It’s just so odd to write music rooted in electronic instruments and have it turn out sloppy. Imagine if The XX weren’t Elliott School attendees and just decided to throw some bleeps and bops on top of some bass and electric guitars without any real musical sense. The result would be deflating, frustrating and most of all, a hard listen. You would want so desperately to buy into it yet you couldn’t force interest in something that felt so incomplete.
That’s the problem plaguing Sonny Apollo’s “Adventures In Paradise” EP (to note: Sonny Apollo is the stage name of Joshua Diggs, who grew up in Frederick). At a crisp 21 minutes and 43 seconds, it’s so easy to want to like these six songs, but because there’s something missing in the music’s execution, the set amounts to a bit of a letdown. He wants to be soulful, he wants to be poppy, he wants to provocative, he wants to be Interesting (with a capital I). Yet what he doesn’t understand is that trying to be too many things at once simply makes you look like you’re trying too hard.
And still, there are things to value. “Scream” retrofits ‘80s pop soul in admirable ways, borrowing just as much from Talking Heads as it does David Bowie as it does Prince. An electric guitar wins points for trying to funk things up between verses but then the bass guitar struggles to line up with the electronic groove. It’s such a fixable misstep that one can only conclude that the Frederick native wasn’t willing to put in the required attention to detail to make the song work. Conceptually, it’s a fine piece of art. When it comes to execution, however, the questions begin to mount.
Maybe that’s why something like “High” works in the ways it does, even if it is uniquely milquetoast. Written for the European dance clubs that made Cher relevant in the ‘90s, it’s almost too simple, unapologetically bland and never meant to be heard anywhere but a place that has strobe lights. That said, don’t sleep on its peak, which goes down when Apollo kind of/sort of goes for an insane high note and kind of/sort of halfway gets there. R&B fans might skip it, but it does suggest the singer has an admirable level of versatility that can only gain him more followers.
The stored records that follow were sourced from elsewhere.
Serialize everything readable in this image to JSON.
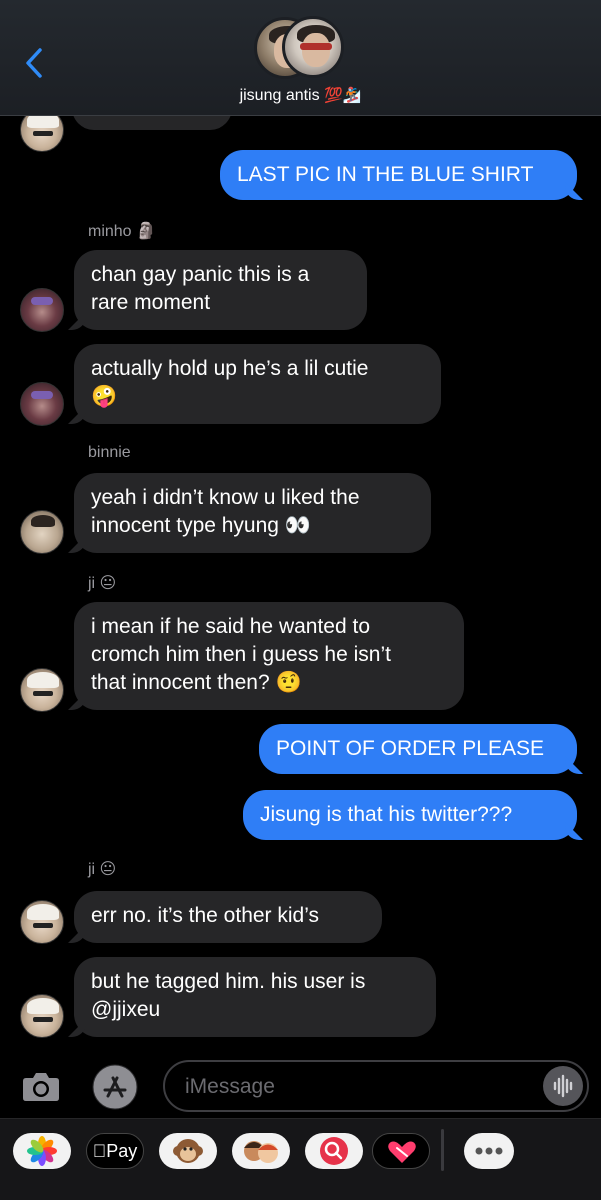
{
  "header": {
    "back_icon": "chevron-left-icon",
    "group_name": "jisung antis",
    "group_emoji": "💯🏂"
  },
  "messages": [
    {
      "side": "out",
      "text": "LAST PIC IN THE BLUE SHIRT"
    },
    {
      "side": "in",
      "sender": "minho 🗿",
      "text": "chan gay panic this is a\nrare moment"
    },
    {
      "side": "in",
      "text": "actually hold up he’s a lil cutie\n🤪"
    },
    {
      "side": "in",
      "sender": "binnie",
      "text": "yeah i didn’t know u liked the\ninnocent type hyung 👀"
    },
    {
      "side": "in",
      "sender": "ji 😐",
      "text": "i mean if he said he wanted to\ncromch him then i guess he isn’t\nthat innocent then? 🤨"
    },
    {
      "side": "out",
      "text": "POINT OF ORDER PLEASE"
    },
    {
      "side": "out",
      "text": "Jisung is that his twitter???"
    },
    {
      "side": "in",
      "sender": "ji 😐",
      "text": "err no. it’s the other kid’s"
    },
    {
      "side": "in",
      "text": "but he tagged him. his user is\n@jjixeu"
    }
  ],
  "compose": {
    "placeholder": "iMessage",
    "camera_icon": "camera-icon",
    "apps_icon": "app-store-icon",
    "audio_icon": "audio-waveform-icon"
  },
  "drawer": {
    "apps": [
      "photos-icon",
      "apple-pay-icon",
      "monkey-memoji-icon",
      "memoji-icon",
      "image-search-icon",
      "digital-touch-icon",
      "more-icon"
    ],
    "apple_pay_label": "Pay"
  },
  "colors": {
    "outgoing_bubble": "#2f7ef6",
    "incoming_bubble": "#262628",
    "accent": "#0a84ff",
    "sender_label": "#9a9a9f"
  }
}
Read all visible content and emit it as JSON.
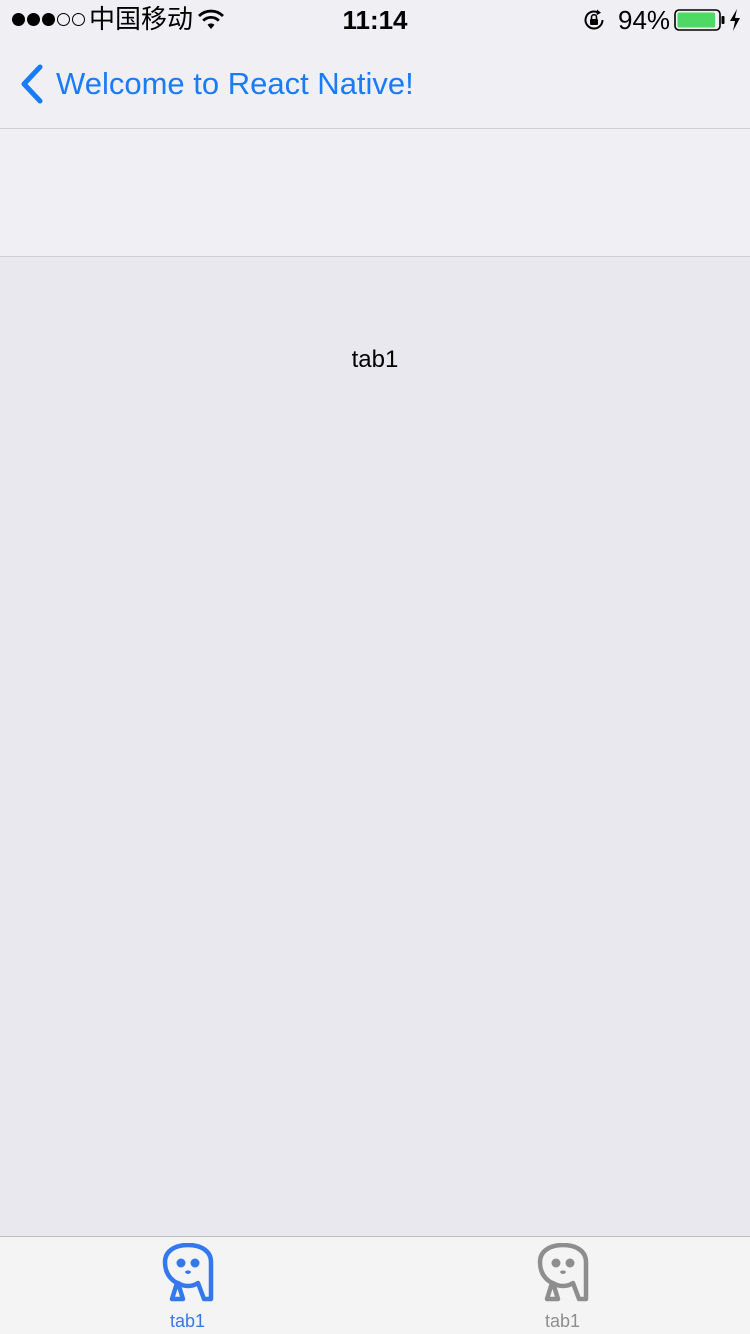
{
  "status_bar": {
    "carrier": "中国移动",
    "time": "11:14",
    "battery_percent": "94%",
    "battery_level": 0.94,
    "signal_bars": 3,
    "signal_total": 5,
    "icons": [
      "wifi-icon",
      "rotation-lock-icon",
      "battery-icon",
      "charging-bolt-icon"
    ]
  },
  "nav": {
    "back_label": "Welcome to React Native!",
    "back_icon": "chevron-left-icon"
  },
  "content": {
    "text": "tab1"
  },
  "tab_bar": {
    "tabs": [
      {
        "label": "tab1",
        "icon": "tab-mascot-icon",
        "selected": true
      },
      {
        "label": "tab1",
        "icon": "tab-mascot-icon",
        "selected": false
      }
    ]
  },
  "colors": {
    "accent": "#1a7cf5",
    "tab_active": "#3478f0",
    "tab_inactive": "#8e8e8e",
    "bar_background": "#efeff4",
    "content_background": "#e9e8ee",
    "battery_fill": "#4cd964"
  }
}
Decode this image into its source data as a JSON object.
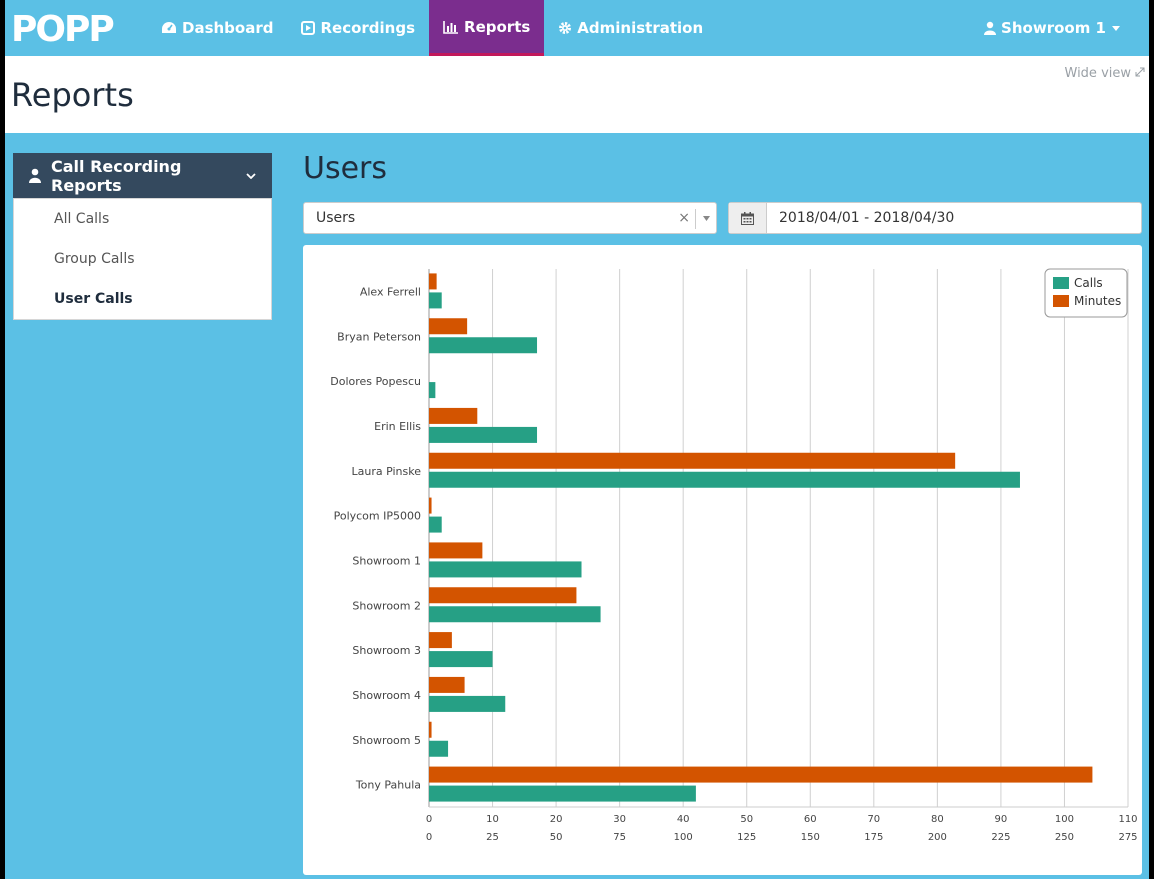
{
  "nav": {
    "logo_text": "POPP",
    "items": [
      {
        "label": "Dashboard",
        "icon": "dashboard-icon"
      },
      {
        "label": "Recordings",
        "icon": "play-icon"
      },
      {
        "label": "Reports",
        "icon": "bar-chart-icon",
        "active": true
      },
      {
        "label": "Administration",
        "icon": "gear-icon"
      }
    ],
    "user": "Showroom 1"
  },
  "header": {
    "title": "Reports",
    "wide_view": "Wide view"
  },
  "sidebar": {
    "title": "Call Recording Reports",
    "items": [
      {
        "label": "All Calls"
      },
      {
        "label": "Group Calls"
      },
      {
        "label": "User Calls",
        "active": true
      }
    ]
  },
  "main": {
    "title": "Users",
    "select_value": "Users",
    "date_range": "2018/04/01 - 2018/04/30"
  },
  "colors": {
    "calls": "#26a085",
    "minutes": "#d35400",
    "nav_bg": "#5bc0e5",
    "active_nav": "#7b2d8e",
    "sidebar_head": "#34495e"
  },
  "chart_data": {
    "type": "bar",
    "orientation": "horizontal",
    "categories": [
      "Alex Ferrell",
      "Bryan Peterson",
      "Dolores Popescu",
      "Erin Ellis",
      "Laura Pinske",
      "Polycom IP5000",
      "Showroom 1",
      "Showroom 2",
      "Showroom 3",
      "Showroom 4",
      "Showroom 5",
      "Tony Pahula"
    ],
    "series": [
      {
        "name": "Calls",
        "axis": "calls",
        "values": [
          2,
          17,
          1,
          17,
          93,
          2,
          24,
          27,
          10,
          12,
          3,
          42
        ]
      },
      {
        "name": "Minutes",
        "axis": "minutes",
        "values": [
          3,
          15,
          0,
          19,
          207,
          1,
          21,
          58,
          9,
          14,
          1,
          261
        ]
      }
    ],
    "axes": {
      "calls": {
        "min": 0,
        "max": 110,
        "ticks": [
          "0",
          "10",
          "20",
          "30",
          "40",
          "50",
          "60",
          "70",
          "80",
          "90",
          "100",
          "110"
        ]
      },
      "minutes": {
        "min": 0,
        "max": 275,
        "ticks": [
          "0",
          "25",
          "50",
          "75",
          "100",
          "125",
          "150",
          "175",
          "200",
          "225",
          "250",
          "275"
        ]
      }
    },
    "grid": true,
    "legend": "top-right"
  }
}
Another moment that could garner him more supporters is “Zoo,” which features some killer saxophone, tasteful atmospheric keyboard parts and the same live tribal drums that appear on “Rings Of Saturn.” Even better is the use of the choir that backs Apollo as he hits a particularly sketchy vocal moment less than halfway into the track. Topping things off is the funk guitar that returns with more stability and better placement than it had on “Scream.” All-around, it might just be the EP’s best track.
Not the EP’s best track? Opener “Suicide,” which embodies all the problems Sonny Apollo faces. Clearly not one to shy away from the dramatic, these songs struggle to paint the artist in the earnest light through which he so obviously wants listeners to view him. In some ways, his chanting of the song’s title feels on the verge of parody and that’s never good. Sure, the synths are a fine lush backdrop, but lyrically, the singer comes across as someone who needs to hone his craft. If he wants to be taken seriously by others, he needs to quit taking himself so seriously.
And while that might sound like a forgivable problem, it’s actually at the core of why “Adventures In Paradise” doesn’t resonate. There’s a lot of talent here — and some even better ideas to boot — but the easiest thing to see through in all forms of R&B is inauthenticity and unfortunately, Sonny Apollo has trouble with that. At the end of the day, this set adds up to one song that chants the word “suicide” ad nauseam and five others that are so explicitly sexual, you begin to wonder when — or if — any intellectual depth will appear.
Such is why “sloppy” isn’t just the word to describe the music here; it’s also the word for Sonny Apollo as a lyricist. “Tonight, I’m going to go home with a brand new toy,” he asserts on “High.”
How about a book?
** 2 STARS OUT OF 4 **